After all, research shows that 78% of millennials crave experiences over material things. And that 55% of them say they’re spending more on live experiences than ever before1. It’s not just about jumping on the bandwagon, though.
Long gone are the days of aspiring musicians and pop stars being able to see what’s popular and replicating it. Now, it’s all about finding a niche where no one else is, and understanding that you have to be the whole package, not just a great talent.
For musicians, that means having stage presence, an audience connection, drive to promote themselves on social media and ability to build relationships with influencers in order to spread the word.

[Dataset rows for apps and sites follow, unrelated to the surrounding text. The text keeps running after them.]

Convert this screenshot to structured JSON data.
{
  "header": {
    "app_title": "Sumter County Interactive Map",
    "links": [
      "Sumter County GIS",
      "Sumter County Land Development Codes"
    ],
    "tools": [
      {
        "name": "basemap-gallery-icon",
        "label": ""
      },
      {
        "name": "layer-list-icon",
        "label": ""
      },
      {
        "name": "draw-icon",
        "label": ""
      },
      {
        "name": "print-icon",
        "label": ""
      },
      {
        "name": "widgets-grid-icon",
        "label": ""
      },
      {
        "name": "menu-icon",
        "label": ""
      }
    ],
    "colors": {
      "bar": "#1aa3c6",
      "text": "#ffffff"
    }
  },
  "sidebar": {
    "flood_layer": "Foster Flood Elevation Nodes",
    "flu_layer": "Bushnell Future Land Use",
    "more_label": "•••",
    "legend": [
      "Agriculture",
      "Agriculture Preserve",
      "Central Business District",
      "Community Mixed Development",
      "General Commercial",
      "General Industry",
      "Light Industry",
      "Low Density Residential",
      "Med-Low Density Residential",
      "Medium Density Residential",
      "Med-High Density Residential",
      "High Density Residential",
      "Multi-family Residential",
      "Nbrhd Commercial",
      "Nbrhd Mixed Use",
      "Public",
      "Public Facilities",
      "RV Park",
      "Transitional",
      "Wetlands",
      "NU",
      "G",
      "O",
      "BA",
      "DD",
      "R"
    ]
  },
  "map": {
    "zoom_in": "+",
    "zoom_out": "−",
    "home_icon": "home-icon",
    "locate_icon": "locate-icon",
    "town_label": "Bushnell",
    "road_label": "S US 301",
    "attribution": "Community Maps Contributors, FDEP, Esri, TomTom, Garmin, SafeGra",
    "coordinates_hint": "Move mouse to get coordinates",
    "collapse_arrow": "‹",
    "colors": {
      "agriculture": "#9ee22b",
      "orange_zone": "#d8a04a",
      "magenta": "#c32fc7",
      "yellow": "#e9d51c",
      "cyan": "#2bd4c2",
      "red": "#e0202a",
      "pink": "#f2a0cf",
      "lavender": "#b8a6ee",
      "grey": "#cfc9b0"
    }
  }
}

For businesses, it means thinking outside of the traditional website or high-street store environments. That could mean having a pop-up shop, diversifying into festivals, or taking the checkout to the customer with a mobile payment option. Whatever the direction taken, the focus should be on giving the customer an overall better experience, from first contact to payment, to customer services, returns and rewards for loyalty.
It’s probably not enough to run a shop or restaurant in the same way as you always have. Customers want to associate your brand with things they’re interested in. That’s why high street food and drink brands are starting to appear at festivals, alongside the smaller food truck vendors who may not have a recognisable brand.

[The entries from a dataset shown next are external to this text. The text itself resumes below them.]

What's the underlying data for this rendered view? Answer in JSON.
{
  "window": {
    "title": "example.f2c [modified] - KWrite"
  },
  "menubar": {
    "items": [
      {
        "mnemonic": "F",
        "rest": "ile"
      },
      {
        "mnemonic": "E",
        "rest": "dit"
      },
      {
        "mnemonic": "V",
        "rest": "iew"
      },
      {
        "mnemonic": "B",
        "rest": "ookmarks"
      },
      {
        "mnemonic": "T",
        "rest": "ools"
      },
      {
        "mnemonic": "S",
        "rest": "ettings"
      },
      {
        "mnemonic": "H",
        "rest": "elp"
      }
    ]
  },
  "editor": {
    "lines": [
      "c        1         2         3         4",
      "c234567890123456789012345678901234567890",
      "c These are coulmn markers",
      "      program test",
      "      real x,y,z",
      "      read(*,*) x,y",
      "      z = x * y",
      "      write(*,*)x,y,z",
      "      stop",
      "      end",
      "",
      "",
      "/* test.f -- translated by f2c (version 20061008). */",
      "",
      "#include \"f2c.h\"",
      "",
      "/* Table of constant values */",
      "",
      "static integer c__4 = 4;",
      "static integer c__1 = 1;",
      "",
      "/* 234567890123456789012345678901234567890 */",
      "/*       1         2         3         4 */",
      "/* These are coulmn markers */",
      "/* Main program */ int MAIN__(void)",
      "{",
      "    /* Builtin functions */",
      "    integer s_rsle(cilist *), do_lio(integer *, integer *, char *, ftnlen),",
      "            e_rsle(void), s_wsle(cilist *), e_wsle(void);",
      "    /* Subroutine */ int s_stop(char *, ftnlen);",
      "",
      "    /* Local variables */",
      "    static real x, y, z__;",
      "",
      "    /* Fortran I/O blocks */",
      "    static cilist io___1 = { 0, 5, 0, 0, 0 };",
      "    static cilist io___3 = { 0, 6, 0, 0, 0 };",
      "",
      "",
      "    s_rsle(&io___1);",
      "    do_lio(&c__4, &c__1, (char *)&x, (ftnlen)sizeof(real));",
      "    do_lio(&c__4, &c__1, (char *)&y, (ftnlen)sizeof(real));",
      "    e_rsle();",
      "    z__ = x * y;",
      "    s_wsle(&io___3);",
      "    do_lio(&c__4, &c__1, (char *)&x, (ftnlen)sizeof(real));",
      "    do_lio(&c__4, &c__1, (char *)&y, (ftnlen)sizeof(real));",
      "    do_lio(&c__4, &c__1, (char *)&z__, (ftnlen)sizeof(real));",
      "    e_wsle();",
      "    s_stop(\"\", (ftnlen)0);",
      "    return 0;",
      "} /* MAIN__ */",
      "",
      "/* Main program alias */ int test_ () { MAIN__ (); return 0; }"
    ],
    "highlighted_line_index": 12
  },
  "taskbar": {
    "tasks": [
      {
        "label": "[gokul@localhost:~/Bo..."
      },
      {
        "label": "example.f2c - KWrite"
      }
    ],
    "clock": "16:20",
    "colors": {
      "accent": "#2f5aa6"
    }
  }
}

“Being able to go up to a customer who’s ready to pay and allow them to do so on a tablet or a mobile terminal can make the whole experience much nicer,” says Jo Simpson, Barclaycard’s Strategic New Business Manager.
The music biz has excelled in communicating with – and selling to – its consumers by building engaged communities of fans. It’s a great way of maximising spend per head, and Stuart suggests small businesses do the same.
Make it easy to talk to your customers, but make it feel relevant to them when you do,” says Stuart.
That message is backed up by Nick Stacey, Director of Corporate Customer Solutions at Barclaycard.
“A lot of businesses do the ‘customer experience work’ by numbers, but they don’t really spend enough time understanding if they’re delivering what their customers actually want,” he says.
Once you know what they want though, you still have to make sure your instruments aren’t clashing.
“If you try to upsell at the initial transaction, you’ll annoy your customers,” says Stuart. “But once you’ve got their data, you can provide offers that enhance their experience. Be seen to be adding value, and don’t make it feel like you’re selling.”
Social media has, in many ways, made it easier to make these connections. Yes, it’s a noisy place where it’s hard to be heard, but create relevant, single-minded content that evokes an emotion (joy, excitement, shock etc.) and you’ll gather fans. Those fans will hopefully become engaged and loyal customers.
The music industry has its fair share of established acts that have been around for decades, but how do you make sure your business is a long player and not a one-hit wonder?
“For some artists it’s about reinvention, while others have a simple focus on what they do well,” Stuart says.
For businesses, it’s about recognising that while you might be serving a local area incredibly well, that popularity might not scale up well. The temptation is to take what’s working and roll it out to other locations, for example.
But recognising that creating demand at a larger scale can be difficult is something business can definitely learn from the music industry. The chances of a highly successful pub singer heading to the big time are very slim. As a business, look at what you’ve got that could help you diversify, whether that’s into a different channel, pop-up commerce or new products based on customer insight and feedback.
“For a small business, playing in the middle ground is where you can get lost. Be a rock star or a pop star, but don’t try to be both because that’s when you confuse the customer.”
Please note that the views expressed in this article are personal opinions. Barclaycard cannot accept any responsibility or liability for reliance by any person on this article or any of the information set out in it.